TASK GOAL: Although the records include pictures, print only the rest, exactly as written.

[Dataset rows describing interfaces]
+--
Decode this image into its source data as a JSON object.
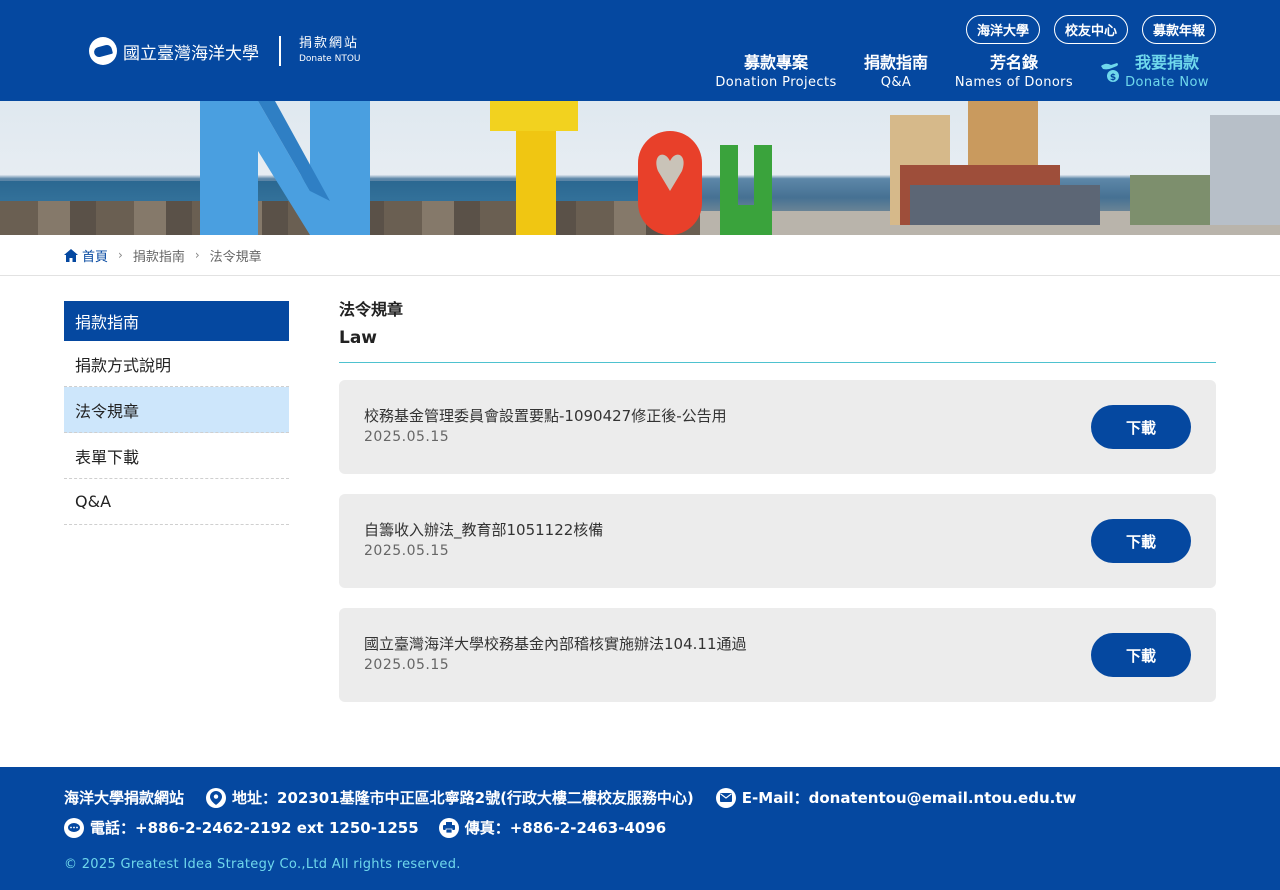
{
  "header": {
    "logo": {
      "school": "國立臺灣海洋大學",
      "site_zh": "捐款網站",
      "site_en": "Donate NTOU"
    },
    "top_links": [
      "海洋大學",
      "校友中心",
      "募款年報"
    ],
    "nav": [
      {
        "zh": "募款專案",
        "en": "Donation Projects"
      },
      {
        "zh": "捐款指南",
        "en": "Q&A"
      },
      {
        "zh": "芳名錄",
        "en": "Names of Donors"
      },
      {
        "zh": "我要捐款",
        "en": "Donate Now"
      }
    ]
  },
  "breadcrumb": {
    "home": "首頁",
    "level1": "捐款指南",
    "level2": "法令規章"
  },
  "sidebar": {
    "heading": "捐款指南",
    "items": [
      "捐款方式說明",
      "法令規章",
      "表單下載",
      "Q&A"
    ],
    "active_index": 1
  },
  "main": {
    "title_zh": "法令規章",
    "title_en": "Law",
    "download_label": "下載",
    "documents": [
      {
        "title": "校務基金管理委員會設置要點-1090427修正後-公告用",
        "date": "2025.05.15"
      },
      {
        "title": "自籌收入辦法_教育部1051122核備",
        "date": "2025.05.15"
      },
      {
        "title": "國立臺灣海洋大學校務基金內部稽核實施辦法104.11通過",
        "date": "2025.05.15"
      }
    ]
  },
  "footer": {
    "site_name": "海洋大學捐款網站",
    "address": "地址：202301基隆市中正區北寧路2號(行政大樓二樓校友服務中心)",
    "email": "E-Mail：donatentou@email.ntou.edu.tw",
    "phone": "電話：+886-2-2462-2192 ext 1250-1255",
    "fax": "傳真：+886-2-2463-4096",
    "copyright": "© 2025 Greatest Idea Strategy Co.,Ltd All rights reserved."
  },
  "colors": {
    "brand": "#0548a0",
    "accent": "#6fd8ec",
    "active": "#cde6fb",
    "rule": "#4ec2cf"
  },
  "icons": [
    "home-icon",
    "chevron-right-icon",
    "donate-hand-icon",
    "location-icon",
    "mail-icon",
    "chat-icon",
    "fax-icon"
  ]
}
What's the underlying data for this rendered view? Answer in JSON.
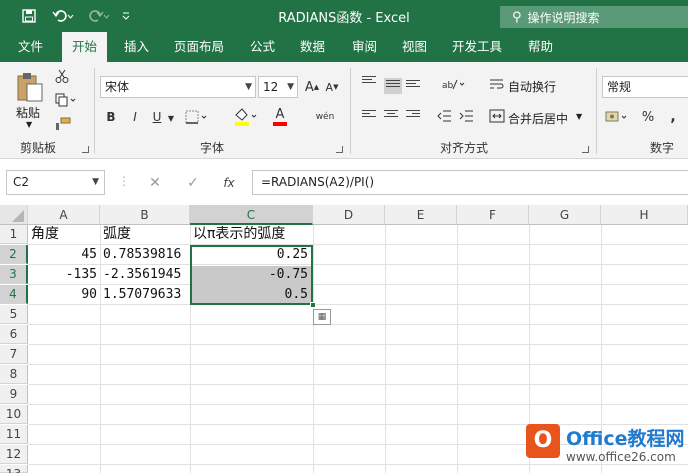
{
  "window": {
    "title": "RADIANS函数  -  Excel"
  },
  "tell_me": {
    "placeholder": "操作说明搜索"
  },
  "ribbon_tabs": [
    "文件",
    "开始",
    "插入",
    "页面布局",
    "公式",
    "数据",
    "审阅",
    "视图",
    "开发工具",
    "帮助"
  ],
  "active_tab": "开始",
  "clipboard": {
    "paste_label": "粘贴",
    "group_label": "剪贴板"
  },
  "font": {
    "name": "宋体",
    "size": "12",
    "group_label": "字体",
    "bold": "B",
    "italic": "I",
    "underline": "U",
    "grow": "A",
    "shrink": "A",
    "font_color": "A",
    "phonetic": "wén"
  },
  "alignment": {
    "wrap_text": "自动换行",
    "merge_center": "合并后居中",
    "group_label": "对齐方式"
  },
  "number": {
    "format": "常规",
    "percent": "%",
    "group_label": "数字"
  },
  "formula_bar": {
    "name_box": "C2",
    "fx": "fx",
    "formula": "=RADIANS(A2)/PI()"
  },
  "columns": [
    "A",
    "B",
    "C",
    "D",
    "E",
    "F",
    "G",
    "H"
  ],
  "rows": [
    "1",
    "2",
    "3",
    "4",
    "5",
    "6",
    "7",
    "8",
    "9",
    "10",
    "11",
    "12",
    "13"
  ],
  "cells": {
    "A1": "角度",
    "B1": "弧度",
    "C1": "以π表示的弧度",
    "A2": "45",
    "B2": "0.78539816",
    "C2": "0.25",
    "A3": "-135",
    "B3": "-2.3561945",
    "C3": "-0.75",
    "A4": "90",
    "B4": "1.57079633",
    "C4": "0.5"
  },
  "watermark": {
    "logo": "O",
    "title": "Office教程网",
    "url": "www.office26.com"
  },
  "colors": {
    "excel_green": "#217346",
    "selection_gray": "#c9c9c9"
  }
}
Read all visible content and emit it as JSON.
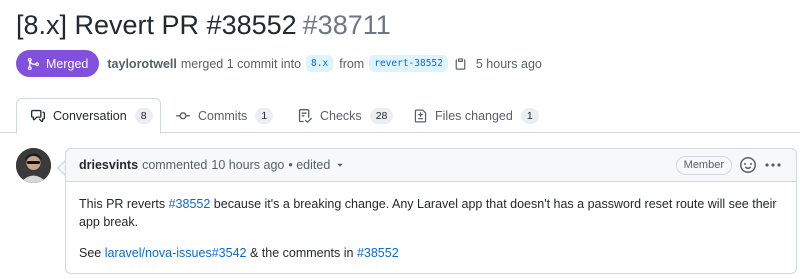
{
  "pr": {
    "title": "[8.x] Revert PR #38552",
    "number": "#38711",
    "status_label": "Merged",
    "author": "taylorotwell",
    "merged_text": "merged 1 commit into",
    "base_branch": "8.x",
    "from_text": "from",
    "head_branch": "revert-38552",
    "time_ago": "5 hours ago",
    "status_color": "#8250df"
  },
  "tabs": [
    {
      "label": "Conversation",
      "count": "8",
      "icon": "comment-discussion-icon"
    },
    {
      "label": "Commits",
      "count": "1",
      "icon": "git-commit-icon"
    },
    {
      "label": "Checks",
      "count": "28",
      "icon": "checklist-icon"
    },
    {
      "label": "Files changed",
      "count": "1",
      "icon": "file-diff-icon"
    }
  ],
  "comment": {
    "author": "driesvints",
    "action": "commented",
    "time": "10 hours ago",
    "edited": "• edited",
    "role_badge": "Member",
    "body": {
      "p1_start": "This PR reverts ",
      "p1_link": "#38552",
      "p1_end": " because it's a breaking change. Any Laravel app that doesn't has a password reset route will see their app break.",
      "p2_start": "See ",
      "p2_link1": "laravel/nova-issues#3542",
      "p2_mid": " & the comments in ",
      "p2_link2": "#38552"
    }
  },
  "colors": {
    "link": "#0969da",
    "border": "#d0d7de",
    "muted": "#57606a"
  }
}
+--
ANSWER SECTION:
Decode this image into its source data as a JSON object.
{
  "header": {
    "logo": {
      "school": "國立臺灣海洋大學",
      "site_zh": "捐款網站",
      "site_en": "Donate NTOU"
    },
    "top_links": [
      "海洋大學",
      "校友中心",
      "募款年報"
    ],
    "nav": [
      {
        "zh": "募款專案",
        "en": "Donation Projects"
      },
      {
        "zh": "捐款指南",
        "en": "Q&A"
      },
      {
        "zh": "芳名錄",
        "en": "Names of Donors"
      },
      {
        "zh": "我要捐款",
        "en": "Donate Now"
      }
    ]
  },
  "breadcrumb": {
    "home": "首頁",
    "level1": "捐款指南",
    "level2": "法令規章"
  },
  "sidebar": {
    "heading": "捐款指南",
    "items": [
      "捐款方式說明",
      "法令規章",
      "表單下載",
      "Q&A"
    ],
    "active_index": 1
  },
  "main": {
    "title_zh": "法令規章",
    "title_en": "Law",
    "download_label": "下載",
    "documents": [
      {
        "title": "校務基金管理委員會設置要點-1090427修正後-公告用",
        "date": "2025.05.15"
      },
      {
        "title": "自籌收入辦法_教育部1051122核備",
        "date": "2025.05.15"
      },
      {
        "title": "國立臺灣海洋大學校務基金內部稽核實施辦法104.11通過",
        "date": "2025.05.15"
      }
    ]
  },
  "footer": {
    "site_name": "海洋大學捐款網站",
    "address": "地址：202301基隆市中正區北寧路2號(行政大樓二樓校友服務中心)",
    "email": "E-Mail：donatentou@email.ntou.edu.tw",
    "phone": "電話：+886-2-2462-2192 ext 1250-1255",
    "fax": "傳真：+886-2-2463-4096",
    "copyright": "© 2025 Greatest Idea Strategy Co.,Ltd All rights reserved."
  },
  "colors": {
    "brand": "#0548a0",
    "accent": "#6fd8ec",
    "active": "#cde6fb",
    "rule": "#4ec2cf"
  },
  "icons": [
    "home-icon",
    "chevron-right-icon",
    "donate-hand-icon",
    "location-icon",
    "mail-icon",
    "chat-icon",
    "fax-icon"
  ]
}
What's the underlying data for this rendered view? Answer in JSON.
{
  "window": {
    "title": "RADIANS函数  -  Excel"
  },
  "tell_me": {
    "placeholder": "操作说明搜索"
  },
  "ribbon_tabs": [
    "文件",
    "开始",
    "插入",
    "页面布局",
    "公式",
    "数据",
    "审阅",
    "视图",
    "开发工具",
    "帮助"
  ],
  "active_tab": "开始",
  "clipboard": {
    "paste_label": "粘贴",
    "group_label": "剪贴板"
  },
  "font": {
    "name": "宋体",
    "size": "12",
    "group_label": "字体",
    "bold": "B",
    "italic": "I",
    "underline": "U",
    "grow": "A",
    "shrink": "A",
    "font_color": "A",
    "phonetic": "wén"
  },
  "alignment": {
    "wrap_text": "自动换行",
    "merge_center": "合并后居中",
    "group_label": "对齐方式"
  },
  "number": {
    "format": "常规",
    "percent": "%",
    "group_label": "数字"
  },
  "formula_bar": {
    "name_box": "C2",
    "fx": "fx",
    "formula": "=RADIANS(A2)/PI()"
  },
  "columns": [
    "A",
    "B",
    "C",
    "D",
    "E",
    "F",
    "G",
    "H"
  ],
  "rows": [
    "1",
    "2",
    "3",
    "4",
    "5",
    "6",
    "7",
    "8",
    "9",
    "10",
    "11",
    "12",
    "13"
  ],
  "cells": {
    "A1": "角度",
    "B1": "弧度",
    "C1": "以π表示的弧度",
    "A2": "45",
    "B2": "0.78539816",
    "C2": "0.25",
    "A3": "-135",
    "B3": "-2.3561945",
    "C3": "-0.75",
    "A4": "90",
    "B4": "1.57079633",
    "C4": "0.5"
  },
  "watermark": {
    "logo": "O",
    "title": "Office教程网",
    "url": "www.office26.com"
  },
  "colors": {
    "excel_green": "#217346",
    "selection_gray": "#c9c9c9"
  }
}
Read all visible content and emit it as JSON.
{
  "pr": {
    "title": "[8.x] Revert PR #38552",
    "number": "#38711",
    "status_label": "Merged",
    "author": "taylorotwell",
    "merged_text": "merged 1 commit into",
    "base_branch": "8.x",
    "from_text": "from",
    "head_branch": "revert-38552",
    "time_ago": "5 hours ago",
    "status_color": "#8250df"
  },
  "tabs": [
    {
      "label": "Conversation",
      "count": "8",
      "icon": "comment-discussion-icon"
    },
    {
      "label": "Commits",
      "count": "1",
      "icon": "git-commit-icon"
    },
    {
      "label": "Checks",
      "count": "28",
      "icon": "checklist-icon"
    },
    {
      "label": "Files changed",
      "count": "1",
      "icon": "file-diff-icon"
    }
  ],
  "comment": {
    "author": "driesvints",
    "action": "commented",
    "time": "10 hours ago",
    "edited": "• edited",
    "role_badge": "Member",
    "body": {
      "p1_start": "This PR reverts ",
      "p1_link": "#38552",
      "p1_end": " because it's a breaking change. Any Laravel app that doesn't has a password reset route will see their app break.",
      "p2_start": "See ",
      "p2_link1": "laravel/nova-issues#3542",
      "p2_mid": " & the comments in ",
      "p2_link2": "#38552"
    }
  },
  "colors": {
    "link": "#0969da",
    "border": "#d0d7de",
    "muted": "#57606a"
  }
}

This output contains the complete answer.